> **EXERCISE DETAILS**
Return each record unchanged and drop the images.

> **DATA IN THIS EXERCISE**
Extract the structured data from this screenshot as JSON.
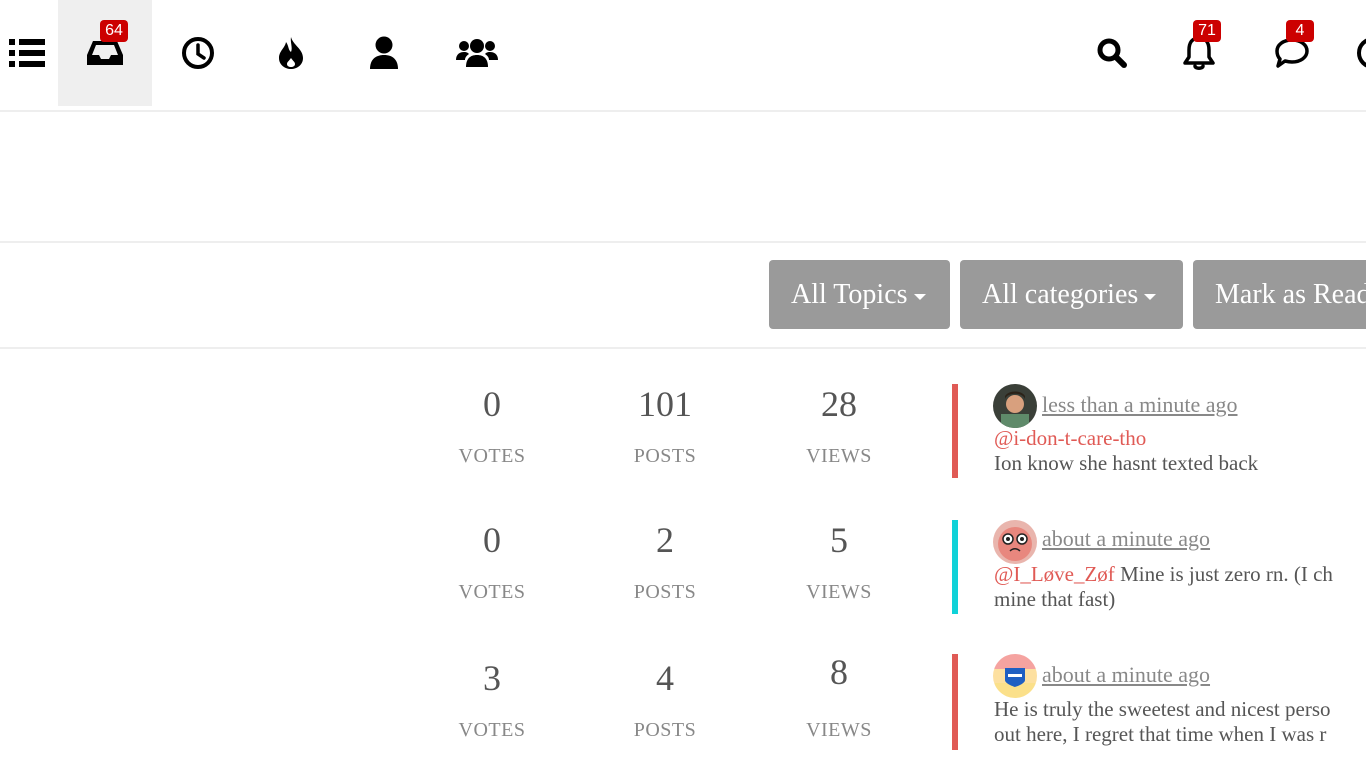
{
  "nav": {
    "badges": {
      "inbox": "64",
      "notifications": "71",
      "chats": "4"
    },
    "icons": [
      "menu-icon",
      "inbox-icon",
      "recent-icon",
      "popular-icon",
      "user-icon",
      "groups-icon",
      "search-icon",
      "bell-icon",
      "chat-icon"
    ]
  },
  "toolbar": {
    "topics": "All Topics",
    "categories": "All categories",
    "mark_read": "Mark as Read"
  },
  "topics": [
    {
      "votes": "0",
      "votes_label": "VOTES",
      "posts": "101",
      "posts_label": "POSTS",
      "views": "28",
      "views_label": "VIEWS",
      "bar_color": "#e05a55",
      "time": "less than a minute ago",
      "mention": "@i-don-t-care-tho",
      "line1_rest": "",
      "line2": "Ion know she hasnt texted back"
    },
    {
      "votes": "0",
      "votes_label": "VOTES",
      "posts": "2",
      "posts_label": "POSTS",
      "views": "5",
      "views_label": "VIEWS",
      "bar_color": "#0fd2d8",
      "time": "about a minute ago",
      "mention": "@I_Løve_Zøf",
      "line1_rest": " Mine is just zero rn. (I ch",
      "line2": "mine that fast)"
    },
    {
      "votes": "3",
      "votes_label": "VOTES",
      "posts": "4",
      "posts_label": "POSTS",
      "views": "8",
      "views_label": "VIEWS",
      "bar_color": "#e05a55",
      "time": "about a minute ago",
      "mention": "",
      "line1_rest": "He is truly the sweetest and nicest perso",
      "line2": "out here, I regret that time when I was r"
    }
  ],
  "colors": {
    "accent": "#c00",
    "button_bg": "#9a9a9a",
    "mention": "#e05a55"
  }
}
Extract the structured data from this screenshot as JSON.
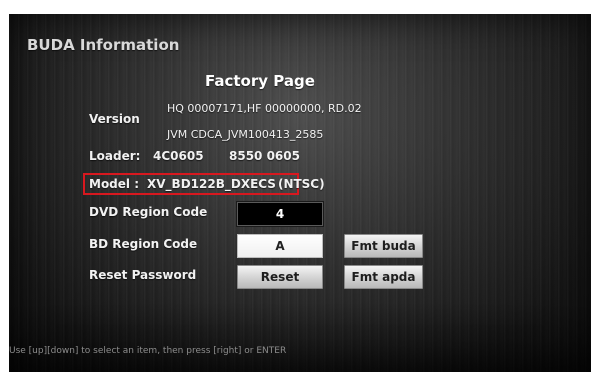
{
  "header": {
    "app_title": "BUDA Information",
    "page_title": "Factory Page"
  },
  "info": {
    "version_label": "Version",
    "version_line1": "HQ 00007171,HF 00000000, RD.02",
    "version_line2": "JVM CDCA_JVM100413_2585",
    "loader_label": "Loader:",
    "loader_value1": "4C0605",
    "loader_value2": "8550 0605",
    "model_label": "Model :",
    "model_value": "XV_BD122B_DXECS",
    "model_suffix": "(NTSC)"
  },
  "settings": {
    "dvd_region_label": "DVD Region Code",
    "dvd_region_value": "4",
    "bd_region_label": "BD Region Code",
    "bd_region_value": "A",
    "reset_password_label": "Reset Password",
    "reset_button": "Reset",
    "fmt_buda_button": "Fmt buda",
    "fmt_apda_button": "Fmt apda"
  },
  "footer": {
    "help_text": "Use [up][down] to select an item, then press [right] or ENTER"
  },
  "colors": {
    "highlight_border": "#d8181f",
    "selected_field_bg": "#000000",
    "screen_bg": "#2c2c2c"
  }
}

> **REPLY TO THE EXERCISE**
Extract the structured data from this screenshot as JSON.
{
  "nav": {
    "badges": {
      "inbox": "64",
      "notifications": "71",
      "chats": "4"
    },
    "icons": [
      "menu-icon",
      "inbox-icon",
      "recent-icon",
      "popular-icon",
      "user-icon",
      "groups-icon",
      "search-icon",
      "bell-icon",
      "chat-icon"
    ]
  },
  "toolbar": {
    "topics": "All Topics",
    "categories": "All categories",
    "mark_read": "Mark as Read"
  },
  "topics": [
    {
      "votes": "0",
      "votes_label": "VOTES",
      "posts": "101",
      "posts_label": "POSTS",
      "views": "28",
      "views_label": "VIEWS",
      "bar_color": "#e05a55",
      "time": "less than a minute ago",
      "mention": "@i-don-t-care-tho",
      "line1_rest": "",
      "line2": "Ion know she hasnt texted back"
    },
    {
      "votes": "0",
      "votes_label": "VOTES",
      "posts": "2",
      "posts_label": "POSTS",
      "views": "5",
      "views_label": "VIEWS",
      "bar_color": "#0fd2d8",
      "time": "about a minute ago",
      "mention": "@I_Løve_Zøf",
      "line1_rest": " Mine is just zero rn. (I ch",
      "line2": "mine that fast)"
    },
    {
      "votes": "3",
      "votes_label": "VOTES",
      "posts": "4",
      "posts_label": "POSTS",
      "views": "8",
      "views_label": "VIEWS",
      "bar_color": "#e05a55",
      "time": "about a minute ago",
      "mention": "",
      "line1_rest": "He is truly the sweetest and nicest perso",
      "line2": "out here, I regret that time when I was r"
    }
  ],
  "colors": {
    "accent": "#c00",
    "button_bg": "#9a9a9a",
    "mention": "#e05a55"
  }
}
Extract the structured data from this screenshot as JSON.
{
  "header": {
    "app_title": "BUDA Information",
    "page_title": "Factory Page"
  },
  "info": {
    "version_label": "Version",
    "version_line1": "HQ 00007171,HF 00000000, RD.02",
    "version_line2": "JVM CDCA_JVM100413_2585",
    "loader_label": "Loader:",
    "loader_value1": "4C0605",
    "loader_value2": "8550 0605",
    "model_label": "Model :",
    "model_value": "XV_BD122B_DXECS",
    "model_suffix": "(NTSC)"
  },
  "settings": {
    "dvd_region_label": "DVD Region Code",
    "dvd_region_value": "4",
    "bd_region_label": "BD Region Code",
    "bd_region_value": "A",
    "reset_password_label": "Reset Password",
    "reset_button": "Reset",
    "fmt_buda_button": "Fmt buda",
    "fmt_apda_button": "Fmt apda"
  },
  "footer": {
    "help_text": "Use [up][down] to select an item, then press [right] or ENTER"
  },
  "colors": {
    "highlight_border": "#d8181f",
    "selected_field_bg": "#000000",
    "screen_bg": "#2c2c2c"
  }
}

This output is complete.